In the discussion, the students talk about the motivations behind their decisions, why they entered into strategic alliances with their enemies, the pressure of royal responsibility, the burdens of ideology and honor, how the Restoration reinstated so many aspects of the pre-Revolutionary social order.
The students refer to information that they have acquired by themselves along the way, information that helped them make principled decisions (also horse-trades, compromises, betrayals, bribes) they needed to make, to justify their positions, to build speeches in the National Assembly, to gain leverage, to outwit their foes, to publish and handbill, or simply to stay alive.
Morgan fields these observations and runs with them, facilitating the discussion with follow-up questions, speculations, contextual explanations and revelations about “the rest of the story.”
So much of the learning has already happened, almost without the students even being aware of it, but here, in the debriefing, there is a personal accounting, as the students reflect openly on what they have gained, where it has led them, how it has validated or changed their thinking, what it means.
At the front of the classroom, Morgan is animated, drawing energy from the exchange. This is as far from the traditional lecture as one can get without leaving desks behind altogether.
In her movement, her enthusiasm, and the flow of the discussion, another source of inspiration for Morgan’s teaching style becomes manifest: Sundanese dance.
It’s her own chosen metaphor for the role of the teacher, and one of the reasons why the RTTP role-play modality appeals to her.

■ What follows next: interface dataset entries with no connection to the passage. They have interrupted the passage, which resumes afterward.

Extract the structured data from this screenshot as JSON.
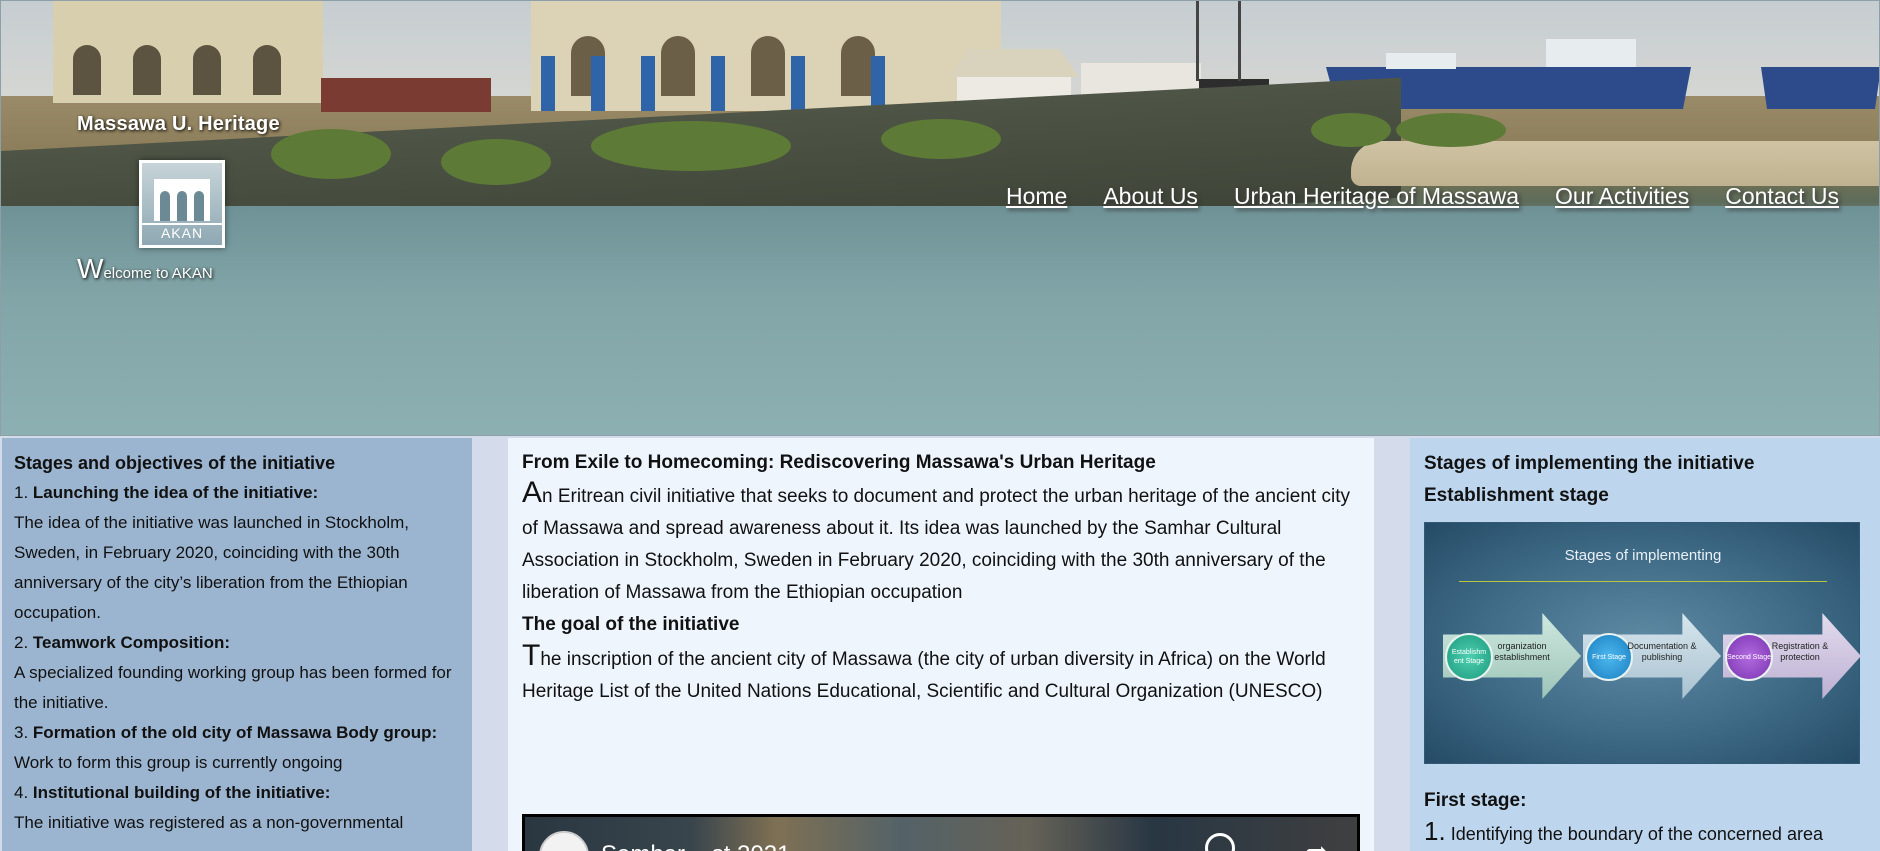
{
  "header": {
    "site_title": "Massawa U. Heritage",
    "logo_text": "AKAN",
    "welcome_first": "W",
    "welcome_rest": "elcome to AKAN"
  },
  "nav": {
    "items": [
      {
        "label": "Home"
      },
      {
        "label": "About Us"
      },
      {
        "label": "Urban Heritage of Massawa"
      },
      {
        "label": "Our Activities"
      },
      {
        "label": "Contact Us"
      }
    ]
  },
  "left": {
    "heading": "Stages and objectives of the initiative",
    "items": [
      {
        "num": "1.",
        "title": "Launching the idea of the initiative:",
        "text": "The idea of the initiative was launched in Stockholm, Sweden, in February 2020, coinciding with the 30th anniversary of the city’s liberation from the Ethiopian occupation."
      },
      {
        "num": "2.",
        "title": "Teamwork Composition:",
        "text": "A specialized founding working group has been formed for the initiative."
      },
      {
        "num": "3.",
        "title": "Formation of the old city of Massawa Body group:",
        "text": "Work to form this group is currently ongoing"
      },
      {
        "num": "4.",
        "title": "Institutional building of the initiative:",
        "text": "The initiative was registered as a non-governmental"
      }
    ]
  },
  "main": {
    "title": "From Exile to Homecoming: Rediscovering Massawa's Urban Heritage",
    "intro_first": "A",
    "intro_rest": "n Eritrean civil initiative that seeks to document and protect the urban heritage of the ancient city of Massawa and spread awareness about it. Its idea was launched by the Samhar Cultural Association in Stockholm, Sweden in February 2020, coinciding with the 30th anniversary of the liberation of Massawa from the Ethiopian occupation",
    "goal_heading": "The goal of the initiative",
    "goal_first": "T",
    "goal_rest": "he inscription of the ancient city of Massawa (the city of urban diversity in Africa) on the World Heritage List of the United Nations Educational, Scientific and Cultural Organization (UNESCO)",
    "video_title": "Samhar ...st 2021"
  },
  "right": {
    "heading": "Stages of implementing the initiative",
    "subheading": "Establishment stage",
    "image": {
      "title": "Stages of implementing",
      "stages": [
        {
          "circle": "Establishm ent Stage",
          "label": "organization establishment"
        },
        {
          "circle": "First Stage",
          "label": "Documentation & publishing"
        },
        {
          "circle": "Second Stage",
          "label": "Registration & protection"
        }
      ]
    },
    "first_stage_heading": "First stage:",
    "first_item_num": "1.",
    "first_item_text": "Identifying the boundary of the concerned area"
  },
  "colors": {
    "left_bg": "#9bb4cf",
    "mid_bg": "#eef5fd",
    "right_bg": "#bdd6ee",
    "page_bg": "#d4dceb"
  }
}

While she was an undergraduate, Morgan was cast as a warrior in the Indonesian dance drama, “The Mahabharata.”
“It was the hardest thing I had ever done,” Morgan said. “It required me to forget everything I knew about how plays worked, in terms of the director, acting style, etc., as well as everything I knew about movement.”
Instead of a director commanding actors, Indonesian dance relies on the relationship between the drummer and the dancer to move the story forward.
“They adapt to one another as they go,” Morgan said. “They have to be in tune with one another.”
She found the same dynamic in Brecht, and when she began to design courses with theater and role-play elements, she adopted this structure.
“I set it up, I facilitate the structure of the exercise, I make sure it runs on time, and I pose questions, but don’t offer my own answers,” Morgan said. “The more you intervene, the more students look to you to intervene, but it’s up to them, to choose, to use their own judgment and see what comes of it.”
The debrief morphs into a referendum on the game itself, as a learning tool. The students are unanimously supportive. For some, the demands of the role-play kept them engaged in a way that traditional lectures could not. For others, the positions of their characters required them to research more deeply than they would have otherwise, and made that work seem less like work. Several voice the view that the game allowed them to see the fruits of that additional research effort, and so helped with motivation. And all considered it a success in helping them to shed contemporary biases and engage with perspectives besides their own.
“I think there is something inherently emancipatory in performance art, especially when the artists involved in the process are working together as equals, rather than in a hierarchical structure,” Morgan said. “There is something immensely powerful and empowering in the ‘creation of the new,’ as Arendt would say, and the theatrical elements of my pedagogy aim to get at that.”